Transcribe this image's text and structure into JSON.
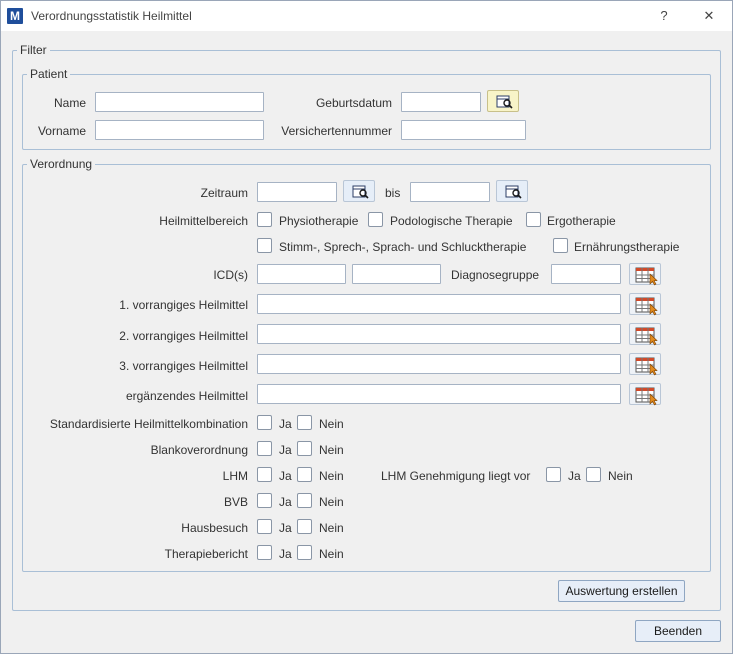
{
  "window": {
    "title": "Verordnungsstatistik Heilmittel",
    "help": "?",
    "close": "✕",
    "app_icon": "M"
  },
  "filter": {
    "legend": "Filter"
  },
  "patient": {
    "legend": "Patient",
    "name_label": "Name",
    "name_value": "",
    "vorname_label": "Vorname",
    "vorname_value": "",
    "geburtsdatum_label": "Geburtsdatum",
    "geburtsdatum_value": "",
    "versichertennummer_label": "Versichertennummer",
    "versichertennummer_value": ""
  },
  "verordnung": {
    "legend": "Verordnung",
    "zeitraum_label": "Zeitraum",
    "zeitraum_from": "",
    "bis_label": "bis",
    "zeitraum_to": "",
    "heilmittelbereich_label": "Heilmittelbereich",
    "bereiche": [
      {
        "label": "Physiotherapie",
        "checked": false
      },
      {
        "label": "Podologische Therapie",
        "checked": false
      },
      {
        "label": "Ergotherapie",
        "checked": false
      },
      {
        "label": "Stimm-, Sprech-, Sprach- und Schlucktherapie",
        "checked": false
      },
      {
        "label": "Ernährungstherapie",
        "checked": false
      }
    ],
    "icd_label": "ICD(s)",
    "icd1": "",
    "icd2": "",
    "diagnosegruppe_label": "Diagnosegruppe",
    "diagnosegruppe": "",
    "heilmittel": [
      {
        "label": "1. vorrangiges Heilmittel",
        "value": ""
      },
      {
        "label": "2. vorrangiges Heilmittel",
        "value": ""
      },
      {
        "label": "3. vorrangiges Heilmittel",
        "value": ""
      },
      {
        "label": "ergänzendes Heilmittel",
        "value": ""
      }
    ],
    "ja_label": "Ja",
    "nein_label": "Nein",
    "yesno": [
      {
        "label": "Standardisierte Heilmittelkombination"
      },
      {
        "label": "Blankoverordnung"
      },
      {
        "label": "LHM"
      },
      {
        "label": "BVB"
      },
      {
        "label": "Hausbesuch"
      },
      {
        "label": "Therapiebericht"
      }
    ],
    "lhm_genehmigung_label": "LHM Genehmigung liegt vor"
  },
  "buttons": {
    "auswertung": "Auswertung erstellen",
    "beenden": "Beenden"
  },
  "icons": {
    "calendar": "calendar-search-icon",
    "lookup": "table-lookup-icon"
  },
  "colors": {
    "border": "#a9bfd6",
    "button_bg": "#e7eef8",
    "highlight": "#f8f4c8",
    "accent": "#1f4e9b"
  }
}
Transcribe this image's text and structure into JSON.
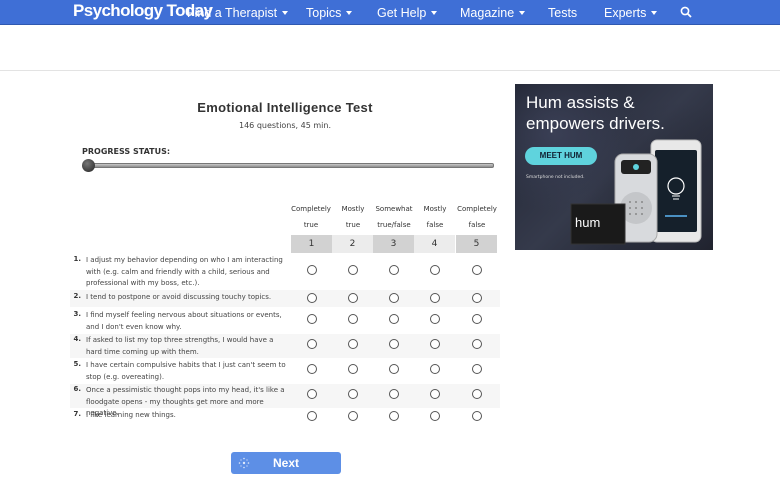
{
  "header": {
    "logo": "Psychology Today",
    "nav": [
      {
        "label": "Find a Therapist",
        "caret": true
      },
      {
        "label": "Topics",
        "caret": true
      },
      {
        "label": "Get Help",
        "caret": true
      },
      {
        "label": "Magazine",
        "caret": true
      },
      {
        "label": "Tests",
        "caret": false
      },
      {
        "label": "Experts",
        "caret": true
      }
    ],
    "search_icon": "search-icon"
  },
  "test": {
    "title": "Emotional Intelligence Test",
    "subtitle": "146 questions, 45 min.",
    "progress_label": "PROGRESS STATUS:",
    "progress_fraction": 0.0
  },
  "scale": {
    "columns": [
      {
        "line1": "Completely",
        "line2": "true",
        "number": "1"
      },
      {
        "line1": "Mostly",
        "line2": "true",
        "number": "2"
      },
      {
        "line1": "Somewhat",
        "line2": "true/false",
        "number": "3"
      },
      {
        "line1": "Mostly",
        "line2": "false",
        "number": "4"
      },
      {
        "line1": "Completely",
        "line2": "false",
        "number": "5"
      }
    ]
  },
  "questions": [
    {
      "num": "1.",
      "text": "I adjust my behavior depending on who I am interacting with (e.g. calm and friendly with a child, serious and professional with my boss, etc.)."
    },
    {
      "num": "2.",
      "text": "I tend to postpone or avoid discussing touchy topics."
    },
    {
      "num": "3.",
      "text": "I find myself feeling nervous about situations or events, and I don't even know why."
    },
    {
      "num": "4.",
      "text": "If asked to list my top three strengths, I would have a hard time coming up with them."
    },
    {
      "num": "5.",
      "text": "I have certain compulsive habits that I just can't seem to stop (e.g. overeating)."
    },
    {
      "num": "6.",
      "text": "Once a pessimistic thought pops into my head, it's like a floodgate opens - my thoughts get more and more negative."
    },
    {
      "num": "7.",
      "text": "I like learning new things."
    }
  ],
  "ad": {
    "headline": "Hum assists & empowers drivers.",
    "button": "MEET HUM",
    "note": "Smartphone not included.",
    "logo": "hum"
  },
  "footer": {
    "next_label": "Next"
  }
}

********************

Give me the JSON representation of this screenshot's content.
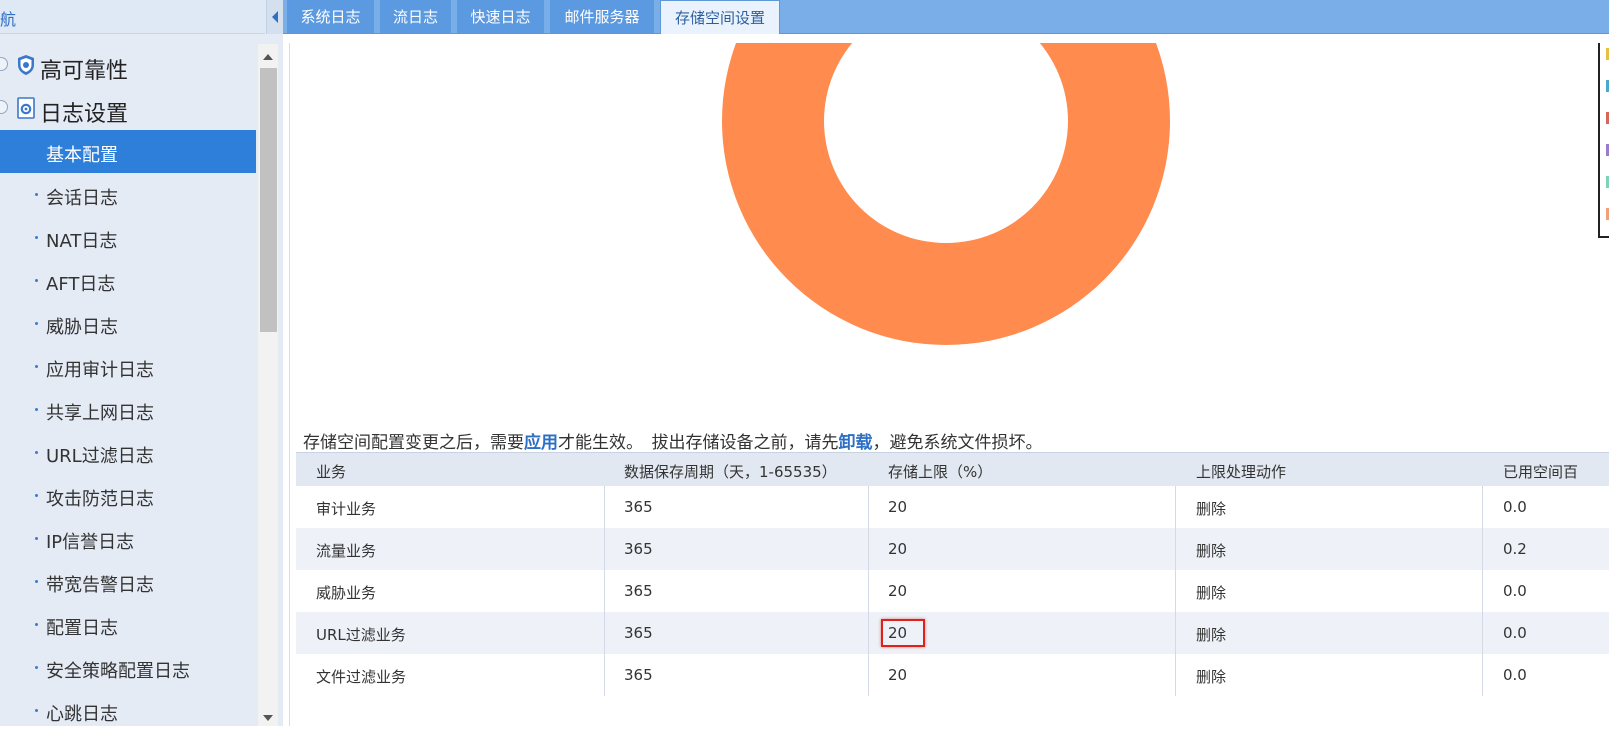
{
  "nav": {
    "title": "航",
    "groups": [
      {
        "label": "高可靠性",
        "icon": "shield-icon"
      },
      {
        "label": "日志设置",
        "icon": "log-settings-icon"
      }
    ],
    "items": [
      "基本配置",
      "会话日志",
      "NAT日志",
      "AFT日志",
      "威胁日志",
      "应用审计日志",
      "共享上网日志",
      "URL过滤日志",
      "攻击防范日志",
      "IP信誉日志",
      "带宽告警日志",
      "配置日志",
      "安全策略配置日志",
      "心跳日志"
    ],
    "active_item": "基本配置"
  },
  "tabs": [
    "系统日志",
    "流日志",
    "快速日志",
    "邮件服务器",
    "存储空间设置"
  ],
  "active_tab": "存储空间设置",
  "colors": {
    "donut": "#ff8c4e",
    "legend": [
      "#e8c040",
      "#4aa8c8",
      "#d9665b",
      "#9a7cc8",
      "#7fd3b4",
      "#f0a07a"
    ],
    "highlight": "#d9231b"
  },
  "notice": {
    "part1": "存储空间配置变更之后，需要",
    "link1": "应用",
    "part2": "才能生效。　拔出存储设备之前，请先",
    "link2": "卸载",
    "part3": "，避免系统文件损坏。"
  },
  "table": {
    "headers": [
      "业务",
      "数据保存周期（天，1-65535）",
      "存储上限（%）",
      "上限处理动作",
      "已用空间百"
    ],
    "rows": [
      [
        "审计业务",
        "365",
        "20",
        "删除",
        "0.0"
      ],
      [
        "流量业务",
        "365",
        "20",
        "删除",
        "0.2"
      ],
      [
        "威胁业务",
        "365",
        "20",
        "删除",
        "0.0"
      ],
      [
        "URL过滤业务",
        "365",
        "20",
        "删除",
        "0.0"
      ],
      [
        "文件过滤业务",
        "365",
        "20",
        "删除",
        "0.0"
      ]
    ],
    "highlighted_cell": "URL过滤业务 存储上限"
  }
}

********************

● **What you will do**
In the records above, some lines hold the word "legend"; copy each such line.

● **Solution to this exercise**
    "legend": "Filter"
    "legend": "Patient",
    "legend": "Verordnung",
    "legend": [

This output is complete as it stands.